Lamnipipe solves this concern as it bonds the radionuclides to the interior pipe- so deeply that there can be no possib ility of them being ex1racted even from an abandoned. capped well . In addition. automated paint-over procedures can ensure that there is no way to ever bring these hazardous substances to the surface.
Black Swan Events-
An Excellent discussion of B lack Swan Events is the one in the June 2011 Scientific American (p. 50):
" ... black swan events- highly unlikely occurrences that have b•g repercussions. A rare event - especially one that has never occurred - is difficult to foresee, expensive to plan for and easy to discount with statistics. Just because someth1ng is only supposed to happen every 10.000 years does not mean it w1ll not happen tomorrow."
A few recent examples are the earthquake and tsunami in Japan that led to the Fukushima plant meltdown. Hurricane Katrina. the Flash Crash of May 6, 201 0 (which appears to have done no lasting damage)
In the case of radionuclides being brought to the surface or entering aquifers despite careful planning, such things as ground slump or minor earthquakes could shear pipe and casing . Only a few hundred tons of earth and rock in motion can shear a drill string. Accidental pressurized water Intrusion from underground water chambers would be unpredictable until after such an event. These type of incidents could result in radioactively spiked water migrating up the drill p1pe.

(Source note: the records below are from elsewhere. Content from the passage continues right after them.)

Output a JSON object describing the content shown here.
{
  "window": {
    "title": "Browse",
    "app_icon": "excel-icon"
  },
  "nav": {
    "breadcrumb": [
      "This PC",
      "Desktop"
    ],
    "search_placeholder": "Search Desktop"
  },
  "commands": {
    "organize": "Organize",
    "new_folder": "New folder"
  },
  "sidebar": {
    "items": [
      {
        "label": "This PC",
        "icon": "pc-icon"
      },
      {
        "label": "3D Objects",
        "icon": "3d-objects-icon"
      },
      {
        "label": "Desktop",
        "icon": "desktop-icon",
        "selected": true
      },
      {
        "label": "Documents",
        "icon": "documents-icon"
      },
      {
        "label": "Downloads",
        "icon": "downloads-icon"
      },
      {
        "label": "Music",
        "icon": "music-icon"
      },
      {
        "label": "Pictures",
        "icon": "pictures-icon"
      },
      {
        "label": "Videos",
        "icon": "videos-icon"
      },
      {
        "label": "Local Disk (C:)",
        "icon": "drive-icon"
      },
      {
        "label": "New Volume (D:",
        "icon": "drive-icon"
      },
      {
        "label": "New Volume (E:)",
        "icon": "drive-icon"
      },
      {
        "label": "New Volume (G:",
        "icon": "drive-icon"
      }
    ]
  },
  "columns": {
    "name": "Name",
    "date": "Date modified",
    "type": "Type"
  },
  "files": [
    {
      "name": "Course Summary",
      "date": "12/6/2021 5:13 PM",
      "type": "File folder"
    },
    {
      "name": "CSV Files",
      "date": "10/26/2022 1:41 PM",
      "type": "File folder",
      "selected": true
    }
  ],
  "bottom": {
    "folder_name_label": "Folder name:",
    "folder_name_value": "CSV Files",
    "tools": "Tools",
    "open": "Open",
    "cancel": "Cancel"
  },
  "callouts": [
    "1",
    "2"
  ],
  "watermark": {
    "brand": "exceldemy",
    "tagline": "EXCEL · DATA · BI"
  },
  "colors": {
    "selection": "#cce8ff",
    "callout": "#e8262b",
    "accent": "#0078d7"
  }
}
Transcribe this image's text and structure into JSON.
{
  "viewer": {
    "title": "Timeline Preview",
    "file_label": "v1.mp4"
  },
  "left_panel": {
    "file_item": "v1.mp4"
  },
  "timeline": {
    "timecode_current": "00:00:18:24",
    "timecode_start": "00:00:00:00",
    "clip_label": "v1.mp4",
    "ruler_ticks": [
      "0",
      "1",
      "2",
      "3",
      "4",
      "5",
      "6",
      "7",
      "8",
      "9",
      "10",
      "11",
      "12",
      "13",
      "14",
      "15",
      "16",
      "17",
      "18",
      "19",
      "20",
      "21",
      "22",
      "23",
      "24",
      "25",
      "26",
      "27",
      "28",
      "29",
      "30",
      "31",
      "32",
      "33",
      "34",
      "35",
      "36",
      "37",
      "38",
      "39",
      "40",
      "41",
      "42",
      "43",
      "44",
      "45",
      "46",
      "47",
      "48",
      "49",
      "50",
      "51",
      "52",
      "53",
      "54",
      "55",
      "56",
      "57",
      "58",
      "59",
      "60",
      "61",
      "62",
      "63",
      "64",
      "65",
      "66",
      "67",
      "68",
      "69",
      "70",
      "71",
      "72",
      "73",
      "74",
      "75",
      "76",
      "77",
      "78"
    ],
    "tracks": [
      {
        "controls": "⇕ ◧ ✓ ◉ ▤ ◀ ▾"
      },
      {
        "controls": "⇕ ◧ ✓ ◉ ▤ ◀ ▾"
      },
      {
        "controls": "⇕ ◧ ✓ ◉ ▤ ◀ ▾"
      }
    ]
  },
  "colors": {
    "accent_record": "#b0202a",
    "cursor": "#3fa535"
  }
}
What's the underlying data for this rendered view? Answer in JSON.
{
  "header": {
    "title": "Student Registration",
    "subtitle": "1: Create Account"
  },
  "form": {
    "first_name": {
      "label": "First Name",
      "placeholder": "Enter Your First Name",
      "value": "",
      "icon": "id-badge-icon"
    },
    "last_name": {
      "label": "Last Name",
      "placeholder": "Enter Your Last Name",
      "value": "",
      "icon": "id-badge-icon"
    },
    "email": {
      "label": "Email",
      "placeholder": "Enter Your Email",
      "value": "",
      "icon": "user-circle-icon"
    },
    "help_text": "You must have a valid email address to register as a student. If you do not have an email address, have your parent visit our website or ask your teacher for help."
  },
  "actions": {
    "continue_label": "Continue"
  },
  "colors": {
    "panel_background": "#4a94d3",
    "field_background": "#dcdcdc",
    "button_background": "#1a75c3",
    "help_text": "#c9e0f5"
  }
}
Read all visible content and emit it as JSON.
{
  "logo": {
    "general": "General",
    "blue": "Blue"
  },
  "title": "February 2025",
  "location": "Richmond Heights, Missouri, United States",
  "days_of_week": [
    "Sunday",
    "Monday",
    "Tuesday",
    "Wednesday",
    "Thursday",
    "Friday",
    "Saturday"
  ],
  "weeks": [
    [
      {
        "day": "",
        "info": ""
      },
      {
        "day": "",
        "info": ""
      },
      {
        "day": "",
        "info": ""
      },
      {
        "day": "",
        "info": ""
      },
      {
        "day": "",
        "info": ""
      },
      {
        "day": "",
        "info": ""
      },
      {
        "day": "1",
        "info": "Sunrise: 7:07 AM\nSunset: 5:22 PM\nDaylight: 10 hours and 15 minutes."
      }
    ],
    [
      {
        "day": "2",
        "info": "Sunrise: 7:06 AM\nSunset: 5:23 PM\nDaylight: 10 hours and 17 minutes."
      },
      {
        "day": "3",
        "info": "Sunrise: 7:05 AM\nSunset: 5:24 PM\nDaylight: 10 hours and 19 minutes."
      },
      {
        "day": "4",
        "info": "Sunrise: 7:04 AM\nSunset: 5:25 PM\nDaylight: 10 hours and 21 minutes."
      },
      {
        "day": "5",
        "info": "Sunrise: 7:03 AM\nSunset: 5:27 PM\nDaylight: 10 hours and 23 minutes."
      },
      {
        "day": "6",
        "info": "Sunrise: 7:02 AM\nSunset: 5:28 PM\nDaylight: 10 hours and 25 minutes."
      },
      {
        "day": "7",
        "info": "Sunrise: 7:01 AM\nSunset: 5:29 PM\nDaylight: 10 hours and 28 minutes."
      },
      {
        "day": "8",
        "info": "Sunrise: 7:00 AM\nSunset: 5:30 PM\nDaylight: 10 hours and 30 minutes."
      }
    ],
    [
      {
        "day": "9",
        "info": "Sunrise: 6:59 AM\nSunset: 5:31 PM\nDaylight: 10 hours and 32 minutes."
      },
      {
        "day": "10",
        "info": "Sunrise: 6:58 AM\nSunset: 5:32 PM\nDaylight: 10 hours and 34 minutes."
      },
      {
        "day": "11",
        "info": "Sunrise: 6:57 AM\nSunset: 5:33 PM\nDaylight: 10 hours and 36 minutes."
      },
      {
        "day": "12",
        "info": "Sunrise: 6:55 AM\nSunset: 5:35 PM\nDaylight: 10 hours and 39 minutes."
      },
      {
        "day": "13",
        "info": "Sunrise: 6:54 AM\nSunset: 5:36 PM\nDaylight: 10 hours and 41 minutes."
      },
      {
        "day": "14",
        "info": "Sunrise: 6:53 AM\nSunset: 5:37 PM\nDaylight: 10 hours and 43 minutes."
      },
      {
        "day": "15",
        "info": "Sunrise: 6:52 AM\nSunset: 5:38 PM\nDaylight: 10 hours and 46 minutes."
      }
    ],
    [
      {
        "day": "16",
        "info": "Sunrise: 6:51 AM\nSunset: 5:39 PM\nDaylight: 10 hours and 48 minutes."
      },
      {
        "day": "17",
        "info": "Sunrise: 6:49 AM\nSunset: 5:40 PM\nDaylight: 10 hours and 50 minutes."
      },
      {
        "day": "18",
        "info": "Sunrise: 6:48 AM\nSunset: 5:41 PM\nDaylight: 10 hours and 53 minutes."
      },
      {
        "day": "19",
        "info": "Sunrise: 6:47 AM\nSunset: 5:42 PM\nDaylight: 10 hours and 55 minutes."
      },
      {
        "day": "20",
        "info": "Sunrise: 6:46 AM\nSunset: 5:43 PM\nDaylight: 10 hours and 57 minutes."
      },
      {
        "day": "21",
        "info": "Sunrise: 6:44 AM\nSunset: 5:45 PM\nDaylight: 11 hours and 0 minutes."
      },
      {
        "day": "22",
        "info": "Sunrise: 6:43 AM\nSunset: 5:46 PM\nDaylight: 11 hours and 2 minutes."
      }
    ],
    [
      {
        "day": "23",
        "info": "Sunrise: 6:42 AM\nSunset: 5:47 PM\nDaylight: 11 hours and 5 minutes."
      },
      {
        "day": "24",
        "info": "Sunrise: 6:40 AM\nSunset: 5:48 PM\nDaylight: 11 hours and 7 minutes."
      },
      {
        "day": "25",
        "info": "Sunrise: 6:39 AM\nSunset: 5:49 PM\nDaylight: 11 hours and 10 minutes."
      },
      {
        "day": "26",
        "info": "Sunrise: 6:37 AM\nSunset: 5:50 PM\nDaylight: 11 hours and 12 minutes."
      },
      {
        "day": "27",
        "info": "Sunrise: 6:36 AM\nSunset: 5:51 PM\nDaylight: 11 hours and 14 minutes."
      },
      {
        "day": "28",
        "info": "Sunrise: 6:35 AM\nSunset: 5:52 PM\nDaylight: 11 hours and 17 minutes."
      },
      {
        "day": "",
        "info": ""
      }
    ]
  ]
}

A helpfu l technology would be Lamnipipe coating which would reduce the radiological impact of such unlikely events at a low upfront cost.
If such coatings had been on the outflaw pipes at Fukush•ma, the amount of radiation dumped into the Pacific Ocean would have been much less So planning for the unforeseeable has merit because things that cannot happen somet1mes do.
Long-Tail Radiation Liability In Hydraulic Fracturing:
Historically. certa1n new technologies have entailed certa1n risks wh1ch were unidentified at the~r 1ncept1on The hst IS long but 1ncludes asbestos use for rnsulation. lead as an anti-knock compound rn gasoline and as a component of pa1nls. MTBE. PVC and many others.
In general had these risks been known or acted upon palliative or prophylactiC actions could have been taken co earlrer to reduce both human suffering and scorched earth legal battles familiar to us all.
In additron. there is now acknowledge!T'ent that unant1c1pated events -so called Black Swans- do occur with some frequency desptte the lack of predictability. Examples include the Fukushima Nuclear d isaster and the recent floods in the Binghamton (NY) area in which the Marcellus shale is present.
The Long-Tatl risk addressed by LamniPipe and Lamni-Proppants is that or radiation whtch ex1sts wtth1n the shale matnx and w111. despite all efforts, reach the surface in varying amounts.
Once at the surface it may increase worker exposure, leak from containment vessels or pipes, leak from waste trucks onto highways, pollute streams or aquifers on a continuous or intermittent basis and just play havoc w1th the safety issues that concern everyone in the ind ustry.
When coupled with the occasional Black Swan Event such as the Fukushima tsunamt or the Binghamton Floods of 2011 . one can appreciate that these are non-quantifiable but existing risks. The smart approach is to deal with them now. rather then later.
By us1ng relatively inexpensive measurEos to keep radionuchdes buried at known depths within the shale or lower prpe stnng. the likelihood or the negative corsequences ctted above can be m1nim1zed to the benef1t of the industry and the consumer